What They Say
Tucked away on the quiet corner of Old Church Street and Paultons Street, whilst being just a stone’s throw from the bustling King’s Road, The Chelsea Pig has long been a destination spot for locals in the know. At The Chelsea Pig, you can experience an all-day dining menu of British classics created by award-winning head chef Fionnan Flood alongside a selection of premium and classic beers, wines, Champagnes, and an innovative cocktail menu.
Inside the four walls of the Chelsea Pig is an eclectic mix of grand chandeliers, modernised traditional pub furniture, marble table tops and plush leather chairs. Walls with deep blues surround faux-taxidermy insects in nautical circular frames. The main attraction of the design is a tube-shaped fish tank complete with a life-sized copper hat diver. Open curtains (presumably put up during the height of the pandemic) are spread in between tables, giving the eclectic design a rather homey feel.
We started by sampling The Chelsea Pig’s take on some well-loved cocktails. The Cherry Old Fashioned, which was beautifully balanced, did not disappoint. I am often a little hesitant when a menu stresses the sweetness of an old-fashioned, but they blended it beautifully and the smoky notes of the bourbon really came through. The Jasper too was impressive, a refreshing short Summer cocktail.
To eat, we started with a burrata, which was garnished with grapes infused with sugar syrup and added extra sweetness, matching well with salty black truffle oil. Crispy croutons also gave different tenure to the delicious creaminess of the burrata. A burrata doesn’t need much, but these well thought out additions added a little extra for the taste buds.
We also tried the pork and rabbit terrine, which was really fresh, light and succulent; the crunch of the al dente asparagus and the nutty notes of the compote provided a textured taste delight.
To go with the mains we ordered the Cabernet Sauvignon, which was surprisingly full-bodied, with notes of cherry and a pleasantly spicy finish, though perhaps a little too smoky for my taste.
I ordered the lamb for my main course, which comes rolled like a roulade. It was magnificently presented – the vibrant greens beneath the juicy lamb roulade – accompanied with a gravy boat and puréed mash. The lamb was succulent and tender; the mash had a wonderfully smooth creamy texture; and the veg (I don’t know if I’ve ever wanted to talk so much about the veg before) consisted of a radish and pea bed in which the lamb rests is crunchy, fresh and tied the dish together fabulously.

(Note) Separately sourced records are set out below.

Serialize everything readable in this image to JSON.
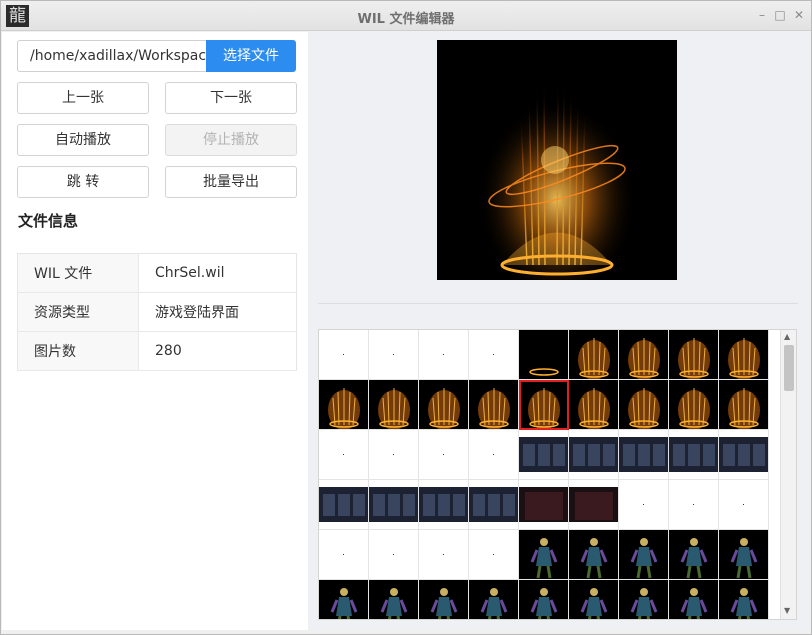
{
  "window": {
    "title": "WIL 文件编辑器",
    "app_icon_glyph": "龍",
    "controls": {
      "minimize": "–",
      "maximize": "□",
      "close": "✕"
    }
  },
  "file": {
    "path_value": "/home/xadillax/Workspace/",
    "pick_label": "选择文件"
  },
  "buttons": {
    "prev": "上一张",
    "next": "下一张",
    "autoplay": "自动播放",
    "stop": "停止播放",
    "jump": "跳 转",
    "export": "批量导出"
  },
  "info": {
    "title": "文件信息",
    "rows": [
      {
        "key": "WIL 文件",
        "value": "ChrSel.wil"
      },
      {
        "key": "资源类型",
        "value": "游戏登陆界面"
      },
      {
        "key": "图片数",
        "value": "280"
      }
    ]
  },
  "thumbnails": {
    "columns": 9,
    "selected_index": 13,
    "rows": [
      [
        "empty",
        "empty",
        "empty",
        "empty",
        "fire-small",
        "fire",
        "fire",
        "fire",
        "fire"
      ],
      [
        "fire",
        "fire",
        "fire",
        "fire",
        "fire",
        "fire",
        "fire",
        "fire",
        "fire"
      ],
      [
        "empty",
        "empty",
        "empty",
        "empty",
        "room",
        "room",
        "room",
        "room",
        "room"
      ],
      [
        "room",
        "room",
        "room",
        "room",
        "room-red",
        "room-red",
        "empty",
        "empty",
        "empty"
      ],
      [
        "empty",
        "empty",
        "empty",
        "empty",
        "char",
        "char",
        "char",
        "char",
        "char"
      ],
      [
        "char",
        "char",
        "char",
        "char",
        "char",
        "char",
        "char",
        "char",
        "char"
      ]
    ]
  },
  "colors": {
    "accent": "#2d8cf0",
    "selection": "#e02020",
    "fire": "#f0a020"
  }
}
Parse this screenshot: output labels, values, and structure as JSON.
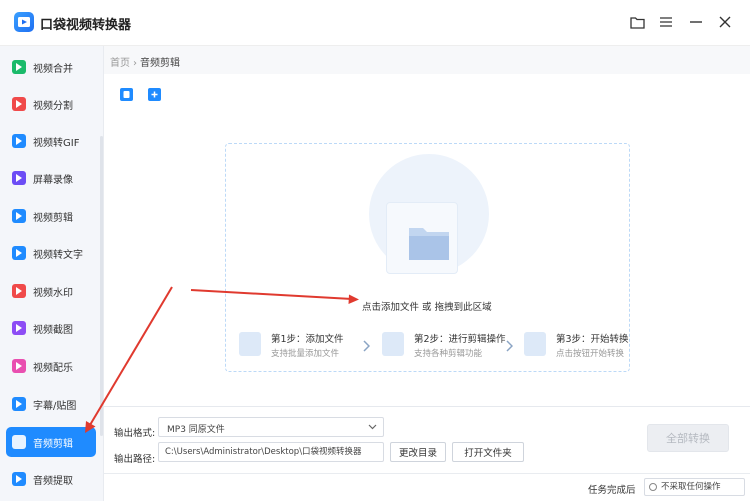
{
  "app": {
    "title": "口袋视频转换器"
  },
  "window_controls": [
    "folder-icon",
    "menu-icon",
    "minimize-icon",
    "close-icon"
  ],
  "sidebar": {
    "items": [
      {
        "label": "视频合并",
        "icon": "video-merge-icon",
        "color": "#1aba6a",
        "active": false
      },
      {
        "label": "视频分割",
        "icon": "video-split-icon",
        "color": "#f04a4a",
        "active": false
      },
      {
        "label": "视频转GIF",
        "icon": "video-gif-icon",
        "color": "#1f8bff",
        "active": false
      },
      {
        "label": "屏幕录像",
        "icon": "screen-record-icon",
        "color": "#6c4df5",
        "active": false
      },
      {
        "label": "视频剪辑",
        "icon": "video-edit-icon",
        "color": "#1f8bff",
        "active": false
      },
      {
        "label": "视频转文字",
        "icon": "video-text-icon",
        "color": "#1f8bff",
        "active": false
      },
      {
        "label": "视频水印",
        "icon": "video-watermark-icon",
        "color": "#f04a4a",
        "active": false
      },
      {
        "label": "视频截图",
        "icon": "video-screenshot-icon",
        "color": "#8d4df5",
        "active": false
      },
      {
        "label": "视频配乐",
        "icon": "video-music-icon",
        "color": "#e94fb0",
        "active": false
      },
      {
        "label": "字幕/贴图",
        "icon": "subtitle-icon",
        "color": "#1f8bff",
        "active": false
      },
      {
        "label": "音频剪辑",
        "icon": "audio-edit-icon",
        "color": "#1f8bff",
        "active": true
      },
      {
        "label": "音频提取",
        "icon": "audio-extract-icon",
        "color": "#1f8bff",
        "active": false
      }
    ]
  },
  "breadcrumb": {
    "home": "首页",
    "separator": "›",
    "current": "音频剪辑"
  },
  "toolbar": {
    "add_file_icon": "add-file-icon",
    "add_folder_icon": "add-folder-icon"
  },
  "dropzone": {
    "prompt_main": "点击添加文件",
    "prompt_or": "或",
    "prompt_drag": "拖拽到此区域"
  },
  "steps": [
    {
      "title": "第1步：添加文件",
      "subtitle": "支持批量添加文件"
    },
    {
      "title": "第2步：进行剪辑操作",
      "subtitle": "支持各种剪辑功能"
    },
    {
      "title": "第3步：开始转换",
      "subtitle": "点击按钮开始转换"
    }
  ],
  "output": {
    "format_label": "输出格式:",
    "format_value": "MP3  同原文件",
    "path_label": "输出路径:",
    "path_value": "C:\\Users\\Administrator\\Desktop\\口袋视频转换器",
    "change_dir_label": "更改目录",
    "open_folder_label": "打开文件夹",
    "convert_all_label": "全部转换"
  },
  "footer": {
    "after_task_label": "任务完成后",
    "after_task_value": "不采取任何操作"
  },
  "colors": {
    "accent": "#1f8bff",
    "annotation_arrow": "#e03a2f"
  }
}
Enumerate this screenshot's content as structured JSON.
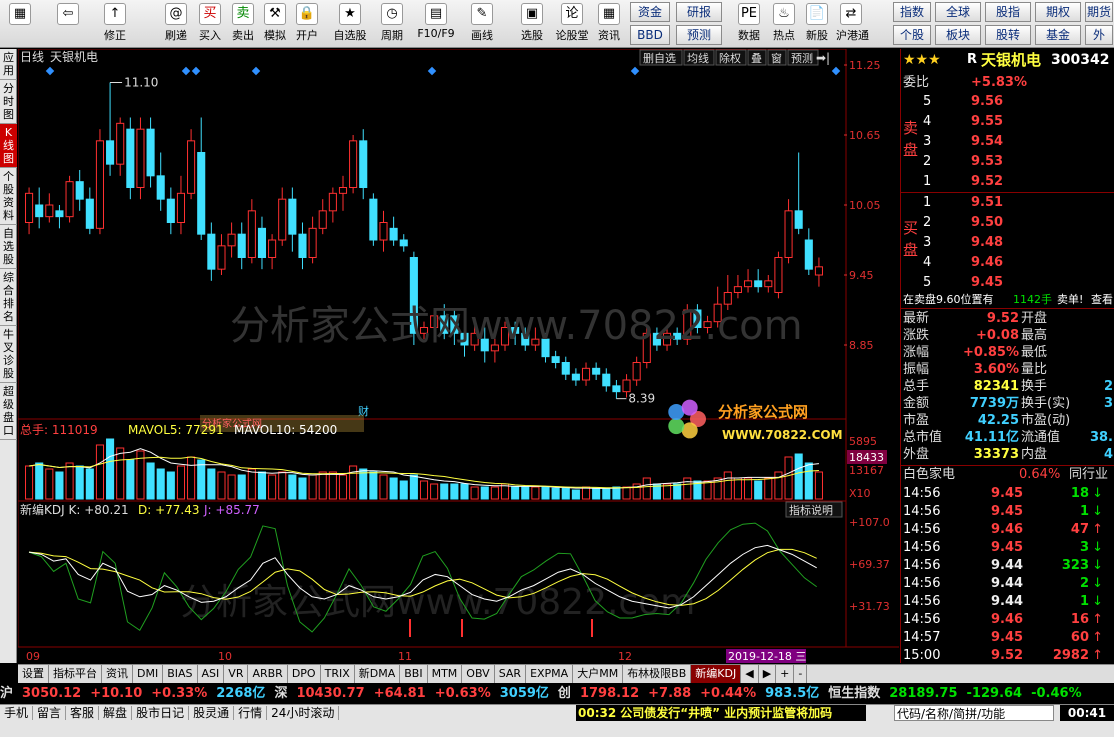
{
  "toolbar": {
    "buttons": [
      "",
      "",
      "修正",
      "刷递",
      "买入",
      "卖出",
      "模拟",
      "开户",
      "自选股",
      "周期",
      "F10/F9",
      "画线",
      "选股",
      "论股堂",
      "资讯",
      "",
      "",
      "数据",
      "热点",
      "新股",
      "沪港通"
    ],
    "tags": [
      "资金",
      "研报",
      "BBD",
      "预测",
      "指数",
      "全球",
      "股指",
      "期权",
      "期货",
      "个股",
      "板块",
      "股转",
      "基金",
      "外"
    ]
  },
  "left_tabs": [
    "应用",
    "分时图",
    "K线图",
    "个股资料",
    "自选股",
    "综合排名",
    "牛叉诊股",
    "超级盘口"
  ],
  "chart": {
    "period": "日线",
    "name": "天银机电",
    "buttons": [
      "删自选",
      "均线",
      "除权",
      "叠",
      "窗",
      "预测"
    ],
    "y_labels": [
      "11.25",
      "10.65",
      "10.05",
      "9.45",
      "8.85"
    ],
    "high_label": "11.10",
    "low_label": "8.39",
    "cai": "财",
    "vol_line": [
      "总手: 111019",
      "MAVOL5: 77291",
      "MAVOL10: 54200"
    ],
    "vol_y": [
      "5895",
      "13167",
      "X10"
    ],
    "vol_box": "18433",
    "kdj_line": [
      "新编KDJ K: +80.21",
      "D: +77.43",
      "J: +85.77"
    ],
    "kdj_btn": "指标说明",
    "kdj_y": [
      "+107.0",
      "+69.37",
      "+31.73"
    ],
    "x_labels": [
      "09",
      "10",
      "11",
      "12"
    ],
    "date_box": "2019-12-18 三",
    "watermark": "分析家公式网www.70822.com",
    "logo_cn": "分析家公式网",
    "logo_url": "WWW.70822.COM",
    "small_wm": "分析家公式网"
  },
  "quote": {
    "header_r": "R",
    "name": "天银机电",
    "code": "300342",
    "webi": "委比",
    "webi_val": "+5.83%",
    "sell_label": "卖盘",
    "buy_label": "买盘",
    "asks": [
      [
        "5",
        "9.56"
      ],
      [
        "4",
        "9.55"
      ],
      [
        "3",
        "9.54"
      ],
      [
        "2",
        "9.53"
      ],
      [
        "1",
        "9.52"
      ]
    ],
    "bids": [
      [
        "1",
        "9.51"
      ],
      [
        "2",
        "9.50"
      ],
      [
        "3",
        "9.48"
      ],
      [
        "4",
        "9.46"
      ],
      [
        "5",
        "9.45"
      ]
    ],
    "note_a": "在卖盘9.60位置有",
    "note_b": "1142手",
    "note_c": "卖单!",
    "note_d": "查看",
    "stats": [
      [
        "最新",
        "9.52",
        "开盘"
      ],
      [
        "涨跌",
        "+0.08",
        "最高"
      ],
      [
        "涨幅",
        "+0.85%",
        "最低"
      ],
      [
        "振幅",
        "3.60%",
        "量比"
      ],
      [
        "总手",
        "82341",
        "换手"
      ],
      [
        "金额",
        "7739万",
        "换手(实)"
      ],
      [
        "市盈",
        "42.25",
        "市盈(动)"
      ],
      [
        "总市值",
        "41.11亿",
        "流通值"
      ],
      [
        "外盘",
        "33373",
        "内盘"
      ]
    ],
    "stat_right": [
      "",
      "",
      "",
      "",
      "2",
      "3",
      "",
      "38.",
      "4"
    ],
    "sector": "白色家电",
    "sector_pct": "0.64%",
    "sector_btn": "同行业",
    "ticks": [
      [
        "14:56",
        "9.45",
        "18"
      ],
      [
        "14:56",
        "9.45",
        "1"
      ],
      [
        "14:56",
        "9.46",
        "47"
      ],
      [
        "14:56",
        "9.45",
        "3"
      ],
      [
        "14:56",
        "9.44",
        "323"
      ],
      [
        "14:56",
        "9.44",
        "2"
      ],
      [
        "14:56",
        "9.44",
        "1"
      ],
      [
        "14:56",
        "9.46",
        "16"
      ],
      [
        "14:57",
        "9.45",
        "60"
      ],
      [
        "15:00",
        "9.52",
        "2982"
      ]
    ],
    "tabs": [
      "细",
      "分",
      "筹",
      "焰",
      "指",
      "关"
    ]
  },
  "bottom_tabs": [
    "设置",
    "指标平台",
    "资讯",
    "DMI",
    "BIAS",
    "ASI",
    "VR",
    "ARBR",
    "DPO",
    "TRIX",
    "新DMA",
    "BBI",
    "MTM",
    "OBV",
    "SAR",
    "EXPMA",
    "大户MM",
    "布林极限BB",
    "新编KDJ"
  ],
  "index_bar": {
    "sh": "沪",
    "sh_v": "3050.12",
    "sh_c": "+10.10",
    "sh_p": "+0.33%",
    "sh_a": "2268亿",
    "sz": "深",
    "sz_v": "10430.77",
    "sz_c": "+64.81",
    "sz_p": "+0.63%",
    "sz_a": "3059亿",
    "cy": "创",
    "cy_v": "1798.12",
    "cy_c": "+7.88",
    "cy_p": "+0.44%",
    "cy_a": "983.5亿",
    "hs": "恒生指数",
    "hs_v": "28189.75",
    "hs_c": "-129.64",
    "hs_p": "-0.46%"
  },
  "status": {
    "items": [
      "手机",
      "留言",
      "客服",
      "解盘",
      "股市日记",
      "股灵通",
      "行情",
      "24小时滚动"
    ],
    "news_time": "00:32",
    "news": "公司债发行“井喷” 业内预计监管将加码",
    "search": "代码/名称/简拼/功能",
    "clock": "00:41"
  }
}
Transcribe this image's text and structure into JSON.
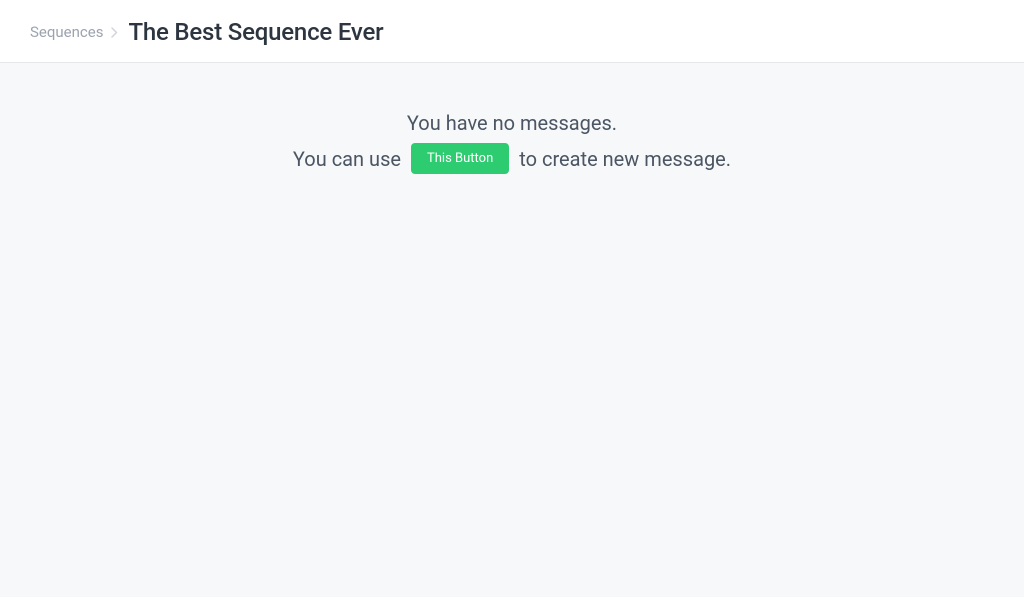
{
  "breadcrumb": {
    "parent_label": "Sequences",
    "current_title": "The Best Sequence Ever"
  },
  "empty_state": {
    "line1": "You have no messages.",
    "line2_prefix": "You can use",
    "button_label": "This Button",
    "line2_suffix": "to create new message."
  }
}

My guest had the steak, which comes with a delightfully creamy peppercorn sauce and mixed artichoke leaves. The presentation was simple – no frills, just very good steak.
We may have overindulged in a Truffle Macaroni Cheese side dish. It came as a generous portion, with a garnish of greens and a hazelnut crumble. It was divine and I could have happily ordered just that (perhaps with some extra greens to alleviate the guilt).
We finished (probably foolishly at this point) with a final course of berry cobbler to satisfy our sweet teeth. As with all of the portions here, the dessert was generous in size, and understandably recommended as a sharer. Its wonderful, cake-like texture and the tang of the fruit compote were subtle and worked well with the sweetness of the dish as a whole. The cobbler came accompanied by crème fraîche ice cream.
We were also given cereal ice cream to sample. The team at The Chelsea Pig regularly experiment with different flavours of ice cream, made on-site (as demonstrated with the crème fraîche). This one, made from cereal-infused milk, provided nostalgia and taste in equal measure. It was no doubt inspired by the creations of Christina Tosi of Milk Bar New York, who was featured on a particularly wholesome episode of Chef’s Table.
A mixture of locals out for dinner and folks swinging in for a quick drink or little plate after work, creating a classic relaxed pub feel in upmarket surroundings, especially with an unpretentious playlist of Cool & the Gang, Tom Jones and Marc Morrison’s Return of the Mac.
I also noticed the chef referring to a customer by name. It felt like a very “home-style “ intimate setting that you could regularly frequent after work. As the night went on, it busied up and there were Chelsea girls catching up for dinner and drinks as well as couples hiding in the dim corner.
In a Nutshell
Creative takes on traditional gourmet pub food made by a top-notch London chef in a prime Chelsea location.
I always think that the smaller the portions, the better the food tends to be. Yet the food here was excellent and the portions remained (as is traditional with pub food) large. Don’t be fooled – wear loose trousers. You won’t want to miss out on the ice cream.
The Chelsea Pig, 35 Old Church St, London SW3 5BS